Cystic fibrosis is an inherited chronic disease that affects the lungs and digestive systems of about 30,000 children and adults in the United States. A defective gene and its protein product cause the body to make thick, sticky mucus that:
- clogs the lungs and leads to lung-damaging infections; and
- blocks the pancreas and stops the body from being able to break down and absorb food.
CF does not affect many things. It does not cause mental retardation or learning problems. It is not cerebral palsy (sometimes called CP). It does not mean a person will have to use a wheelchair.
Babies with CF grow, develop and do what other babies do. Children with CF go to school, play sports and get their driver’s licenses. They can go to college, have successful careers, get married and have children.
One mom of two kids with CF describes it this way:
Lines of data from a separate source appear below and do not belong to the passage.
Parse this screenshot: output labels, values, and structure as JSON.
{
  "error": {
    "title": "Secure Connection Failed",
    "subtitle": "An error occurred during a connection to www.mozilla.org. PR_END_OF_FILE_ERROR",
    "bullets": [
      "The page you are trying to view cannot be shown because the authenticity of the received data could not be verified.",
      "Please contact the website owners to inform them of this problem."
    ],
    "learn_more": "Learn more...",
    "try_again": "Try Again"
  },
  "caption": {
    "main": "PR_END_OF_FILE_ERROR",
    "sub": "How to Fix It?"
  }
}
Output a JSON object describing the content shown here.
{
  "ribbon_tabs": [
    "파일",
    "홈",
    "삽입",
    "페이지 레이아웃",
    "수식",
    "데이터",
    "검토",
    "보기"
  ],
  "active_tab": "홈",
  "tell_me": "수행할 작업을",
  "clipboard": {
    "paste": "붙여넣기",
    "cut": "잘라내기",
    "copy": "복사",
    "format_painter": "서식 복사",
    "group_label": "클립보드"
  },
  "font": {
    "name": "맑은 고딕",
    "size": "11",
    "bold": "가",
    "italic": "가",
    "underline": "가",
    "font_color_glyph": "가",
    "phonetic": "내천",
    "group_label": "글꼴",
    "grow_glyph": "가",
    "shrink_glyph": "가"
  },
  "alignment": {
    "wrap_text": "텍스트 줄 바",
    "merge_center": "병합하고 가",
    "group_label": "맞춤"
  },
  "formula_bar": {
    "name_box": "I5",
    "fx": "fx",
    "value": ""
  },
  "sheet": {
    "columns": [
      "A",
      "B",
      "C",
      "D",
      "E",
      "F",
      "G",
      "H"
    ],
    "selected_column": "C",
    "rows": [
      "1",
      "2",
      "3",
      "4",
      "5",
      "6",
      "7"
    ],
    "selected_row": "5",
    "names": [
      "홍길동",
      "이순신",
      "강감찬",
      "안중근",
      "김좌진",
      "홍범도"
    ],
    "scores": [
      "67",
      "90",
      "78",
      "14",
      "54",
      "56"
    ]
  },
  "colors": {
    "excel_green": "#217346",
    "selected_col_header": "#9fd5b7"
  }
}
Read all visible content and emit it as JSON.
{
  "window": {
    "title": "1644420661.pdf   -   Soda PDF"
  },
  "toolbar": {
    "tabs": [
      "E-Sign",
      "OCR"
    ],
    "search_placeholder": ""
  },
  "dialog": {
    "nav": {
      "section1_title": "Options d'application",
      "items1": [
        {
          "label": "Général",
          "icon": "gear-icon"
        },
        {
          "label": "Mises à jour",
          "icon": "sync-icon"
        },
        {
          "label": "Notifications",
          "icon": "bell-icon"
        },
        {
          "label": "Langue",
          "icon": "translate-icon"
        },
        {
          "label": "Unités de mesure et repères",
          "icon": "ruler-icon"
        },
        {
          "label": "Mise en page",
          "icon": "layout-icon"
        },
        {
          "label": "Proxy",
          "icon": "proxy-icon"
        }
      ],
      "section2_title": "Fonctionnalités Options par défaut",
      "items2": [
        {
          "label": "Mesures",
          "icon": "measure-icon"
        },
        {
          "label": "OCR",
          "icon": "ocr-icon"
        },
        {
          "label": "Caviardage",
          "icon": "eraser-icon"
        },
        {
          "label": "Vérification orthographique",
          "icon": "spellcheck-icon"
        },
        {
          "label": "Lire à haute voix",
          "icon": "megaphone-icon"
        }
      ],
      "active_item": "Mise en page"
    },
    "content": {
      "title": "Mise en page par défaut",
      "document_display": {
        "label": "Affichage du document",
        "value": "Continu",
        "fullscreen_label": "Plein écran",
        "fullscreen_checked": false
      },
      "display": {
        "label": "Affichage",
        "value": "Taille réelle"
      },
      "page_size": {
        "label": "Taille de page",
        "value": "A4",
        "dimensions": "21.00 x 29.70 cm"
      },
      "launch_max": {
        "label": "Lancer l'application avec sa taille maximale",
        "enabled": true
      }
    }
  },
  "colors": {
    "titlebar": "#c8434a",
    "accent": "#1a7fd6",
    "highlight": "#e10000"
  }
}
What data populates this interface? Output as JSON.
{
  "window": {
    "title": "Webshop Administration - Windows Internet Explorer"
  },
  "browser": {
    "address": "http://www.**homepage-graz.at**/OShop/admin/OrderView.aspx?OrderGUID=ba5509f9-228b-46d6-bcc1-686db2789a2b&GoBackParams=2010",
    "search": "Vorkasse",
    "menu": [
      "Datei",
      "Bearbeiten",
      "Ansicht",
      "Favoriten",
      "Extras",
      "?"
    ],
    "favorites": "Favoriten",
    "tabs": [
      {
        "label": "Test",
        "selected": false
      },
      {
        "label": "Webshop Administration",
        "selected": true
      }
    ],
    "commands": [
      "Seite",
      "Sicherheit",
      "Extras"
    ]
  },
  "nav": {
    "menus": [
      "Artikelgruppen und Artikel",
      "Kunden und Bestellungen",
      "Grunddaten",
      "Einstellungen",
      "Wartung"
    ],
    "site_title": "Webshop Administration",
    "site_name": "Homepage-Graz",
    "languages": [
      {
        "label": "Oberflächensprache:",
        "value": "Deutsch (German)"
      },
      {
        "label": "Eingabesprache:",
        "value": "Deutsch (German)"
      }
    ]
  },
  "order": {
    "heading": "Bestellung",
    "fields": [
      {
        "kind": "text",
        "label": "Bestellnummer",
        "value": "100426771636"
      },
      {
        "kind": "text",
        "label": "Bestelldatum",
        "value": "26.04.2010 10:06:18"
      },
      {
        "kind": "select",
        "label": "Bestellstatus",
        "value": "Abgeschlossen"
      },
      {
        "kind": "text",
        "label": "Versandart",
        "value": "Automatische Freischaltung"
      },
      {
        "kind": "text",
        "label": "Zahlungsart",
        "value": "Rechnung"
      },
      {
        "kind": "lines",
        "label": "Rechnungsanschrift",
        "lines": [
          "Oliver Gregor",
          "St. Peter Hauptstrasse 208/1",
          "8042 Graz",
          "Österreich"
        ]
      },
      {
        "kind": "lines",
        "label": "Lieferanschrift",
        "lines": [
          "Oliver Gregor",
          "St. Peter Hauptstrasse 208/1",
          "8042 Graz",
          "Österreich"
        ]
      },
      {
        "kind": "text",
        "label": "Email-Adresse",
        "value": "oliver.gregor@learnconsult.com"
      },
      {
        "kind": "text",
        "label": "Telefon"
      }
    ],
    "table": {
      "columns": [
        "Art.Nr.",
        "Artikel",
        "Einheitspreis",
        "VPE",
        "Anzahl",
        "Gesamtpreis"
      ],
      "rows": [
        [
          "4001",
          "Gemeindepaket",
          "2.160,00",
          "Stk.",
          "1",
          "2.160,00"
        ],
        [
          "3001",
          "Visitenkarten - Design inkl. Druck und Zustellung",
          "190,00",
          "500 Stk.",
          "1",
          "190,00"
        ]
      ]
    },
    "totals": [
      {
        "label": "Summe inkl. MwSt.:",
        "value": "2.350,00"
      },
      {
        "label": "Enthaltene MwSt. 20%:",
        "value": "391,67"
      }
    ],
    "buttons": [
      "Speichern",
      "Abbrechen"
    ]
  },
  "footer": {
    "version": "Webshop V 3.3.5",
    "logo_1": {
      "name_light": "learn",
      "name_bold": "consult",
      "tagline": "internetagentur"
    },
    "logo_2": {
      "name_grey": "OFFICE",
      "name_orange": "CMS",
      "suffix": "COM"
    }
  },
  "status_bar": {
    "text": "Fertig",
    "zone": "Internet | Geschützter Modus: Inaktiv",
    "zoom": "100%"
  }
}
“CF is a genetic disease that causes thick, sticky mucus throughout the body. People with CF, including babies, can have a hard time getting enough nutrition because of problems with the digestion of their food. The mucus also causes lung problems. The average life expectancy is in the mid-30s and climbing fast due to great medical advances. I have a lot of hope that my kids will outlive me. However, their health depends on many things, including how well they take care of themselves. To me, CF is no longer a death sentence; it’s something that our family simply lives with in order to live life well.”
Learn More About Cystic Fibrosis